▶ _INFORMATION GIVEN_:
::::
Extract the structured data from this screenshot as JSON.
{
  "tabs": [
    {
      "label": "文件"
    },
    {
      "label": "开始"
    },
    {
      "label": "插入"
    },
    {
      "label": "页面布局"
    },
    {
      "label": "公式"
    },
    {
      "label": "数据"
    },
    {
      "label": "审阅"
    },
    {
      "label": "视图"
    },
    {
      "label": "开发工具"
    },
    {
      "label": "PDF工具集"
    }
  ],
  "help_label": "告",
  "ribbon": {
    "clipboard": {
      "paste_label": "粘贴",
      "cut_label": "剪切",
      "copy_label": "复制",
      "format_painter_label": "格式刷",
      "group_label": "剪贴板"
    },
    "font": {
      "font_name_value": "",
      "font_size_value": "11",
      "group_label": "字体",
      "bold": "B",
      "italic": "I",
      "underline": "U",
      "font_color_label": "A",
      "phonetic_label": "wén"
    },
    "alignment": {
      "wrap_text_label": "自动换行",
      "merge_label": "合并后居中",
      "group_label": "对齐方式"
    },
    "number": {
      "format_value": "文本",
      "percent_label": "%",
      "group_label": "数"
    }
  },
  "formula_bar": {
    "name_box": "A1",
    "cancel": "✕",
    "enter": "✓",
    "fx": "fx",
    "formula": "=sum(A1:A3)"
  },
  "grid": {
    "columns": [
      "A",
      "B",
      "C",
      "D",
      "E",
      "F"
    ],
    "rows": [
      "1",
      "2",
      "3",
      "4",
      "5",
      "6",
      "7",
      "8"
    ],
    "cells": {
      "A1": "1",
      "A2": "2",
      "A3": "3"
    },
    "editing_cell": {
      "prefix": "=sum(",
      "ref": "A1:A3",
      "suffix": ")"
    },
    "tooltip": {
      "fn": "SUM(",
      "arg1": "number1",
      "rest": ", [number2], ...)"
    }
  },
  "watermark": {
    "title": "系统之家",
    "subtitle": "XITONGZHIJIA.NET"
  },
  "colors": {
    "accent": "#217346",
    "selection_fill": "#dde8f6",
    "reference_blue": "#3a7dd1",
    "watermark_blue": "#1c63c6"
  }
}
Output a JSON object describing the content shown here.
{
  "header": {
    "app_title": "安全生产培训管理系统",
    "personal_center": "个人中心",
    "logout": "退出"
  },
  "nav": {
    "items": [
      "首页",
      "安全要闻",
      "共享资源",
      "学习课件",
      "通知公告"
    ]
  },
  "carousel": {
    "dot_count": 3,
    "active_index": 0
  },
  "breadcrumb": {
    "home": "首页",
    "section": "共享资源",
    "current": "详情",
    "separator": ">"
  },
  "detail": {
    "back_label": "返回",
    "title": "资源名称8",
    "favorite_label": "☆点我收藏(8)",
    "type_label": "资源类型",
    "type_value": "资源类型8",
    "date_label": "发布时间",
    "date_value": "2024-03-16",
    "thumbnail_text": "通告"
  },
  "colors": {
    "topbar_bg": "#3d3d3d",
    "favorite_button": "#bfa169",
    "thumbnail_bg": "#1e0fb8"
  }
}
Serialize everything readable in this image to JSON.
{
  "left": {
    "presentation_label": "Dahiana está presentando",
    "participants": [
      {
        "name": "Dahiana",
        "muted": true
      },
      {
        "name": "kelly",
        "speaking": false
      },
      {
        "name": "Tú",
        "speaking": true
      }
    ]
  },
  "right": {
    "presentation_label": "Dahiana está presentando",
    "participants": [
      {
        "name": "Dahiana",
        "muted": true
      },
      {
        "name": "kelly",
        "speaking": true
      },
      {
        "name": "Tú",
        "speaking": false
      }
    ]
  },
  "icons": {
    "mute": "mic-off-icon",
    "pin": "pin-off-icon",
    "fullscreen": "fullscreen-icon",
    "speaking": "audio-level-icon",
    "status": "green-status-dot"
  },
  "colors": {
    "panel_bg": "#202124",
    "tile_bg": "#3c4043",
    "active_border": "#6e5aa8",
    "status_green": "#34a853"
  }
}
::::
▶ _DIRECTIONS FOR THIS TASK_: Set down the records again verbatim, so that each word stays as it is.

▶ _TASK RESULT_:
Extract the structured data from this screenshot as JSON.
{
  "tabs": [
    {
      "label": "文件"
    },
    {
      "label": "开始"
    },
    {
      "label": "插入"
    },
    {
      "label": "页面布局"
    },
    {
      "label": "公式"
    },
    {
      "label": "数据"
    },
    {
      "label": "审阅"
    },
    {
      "label": "视图"
    },
    {
      "label": "开发工具"
    },
    {
      "label": "PDF工具集"
    }
  ],
  "help_label": "告",
  "ribbon": {
    "clipboard": {
      "paste_label": "粘贴",
      "cut_label": "剪切",
      "copy_label": "复制",
      "format_painter_label": "格式刷",
      "group_label": "剪贴板"
    },
    "font": {
      "font_name_value": "",
      "font_size_value": "11",
      "group_label": "字体",
      "bold": "B",
      "italic": "I",
      "underline": "U",
      "font_color_label": "A",
      "phonetic_label": "wén"
    },
    "alignment": {
      "wrap_text_label": "自动换行",
      "merge_label": "合并后居中",
      "group_label": "对齐方式"
    },
    "number": {
      "format_value": "文本",
      "percent_label": "%",
      "group_label": "数"
    }
  },
  "formula_bar": {
    "name_box": "A1",
    "cancel": "✕",
    "enter": "✓",
    "fx": "fx",
    "formula": "=sum(A1:A3)"
  },
  "grid": {
    "columns": [
      "A",
      "B",
      "C",
      "D",
      "E",
      "F"
    ],
    "rows": [
      "1",
      "2",
      "3",
      "4",
      "5",
      "6",
      "7",
      "8"
    ],
    "cells": {
      "A1": "1",
      "A2": "2",
      "A3": "3"
    },
    "editing_cell": {
      "prefix": "=sum(",
      "ref": "A1:A3",
      "suffix": ")"
    },
    "tooltip": {
      "fn": "SUM(",
      "arg1": "number1",
      "rest": ", [number2], ...)"
    }
  },
  "watermark": {
    "title": "系统之家",
    "subtitle": "XITONGZHIJIA.NET"
  },
  "colors": {
    "accent": "#217346",
    "selection_fill": "#dde8f6",
    "reference_blue": "#3a7dd1",
    "watermark_blue": "#1c63c6"
  }
}
Output a JSON object describing the content shown here.
{
  "header": {
    "app_title": "安全生产培训管理系统",
    "personal_center": "个人中心",
    "logout": "退出"
  },
  "nav": {
    "items": [
      "首页",
      "安全要闻",
      "共享资源",
      "学习课件",
      "通知公告"
    ]
  },
  "carousel": {
    "dot_count": 3,
    "active_index": 0
  },
  "breadcrumb": {
    "home": "首页",
    "section": "共享资源",
    "current": "详情",
    "separator": ">"
  },
  "detail": {
    "back_label": "返回",
    "title": "资源名称8",
    "favorite_label": "☆点我收藏(8)",
    "type_label": "资源类型",
    "type_value": "资源类型8",
    "date_label": "发布时间",
    "date_value": "2024-03-16",
    "thumbnail_text": "通告"
  },
  "colors": {
    "topbar_bg": "#3d3d3d",
    "favorite_button": "#bfa169",
    "thumbnail_bg": "#1e0fb8"
  }
}
Serialize everything readable in this image to JSON.
{
  "left": {
    "presentation_label": "Dahiana está presentando",
    "participants": [
      {
        "name": "Dahiana",
        "muted": true
      },
      {
        "name": "kelly",
        "speaking": false
      },
      {
        "name": "Tú",
        "speaking": true
      }
    ]
  },
  "right": {
    "presentation_label": "Dahiana está presentando",
    "participants": [
      {
        "name": "Dahiana",
        "muted": true
      },
      {
        "name": "kelly",
        "speaking": true
      },
      {
        "name": "Tú",
        "speaking": false
      }
    ]
  },
  "icons": {
    "mute": "mic-off-icon",
    "pin": "pin-off-icon",
    "fullscreen": "fullscreen-icon",
    "speaking": "audio-level-icon",
    "status": "green-status-dot"
  },
  "colors": {
    "panel_bg": "#202124",
    "tile_bg": "#3c4043",
    "active_border": "#6e5aa8",
    "status_green": "#34a853"
  }
}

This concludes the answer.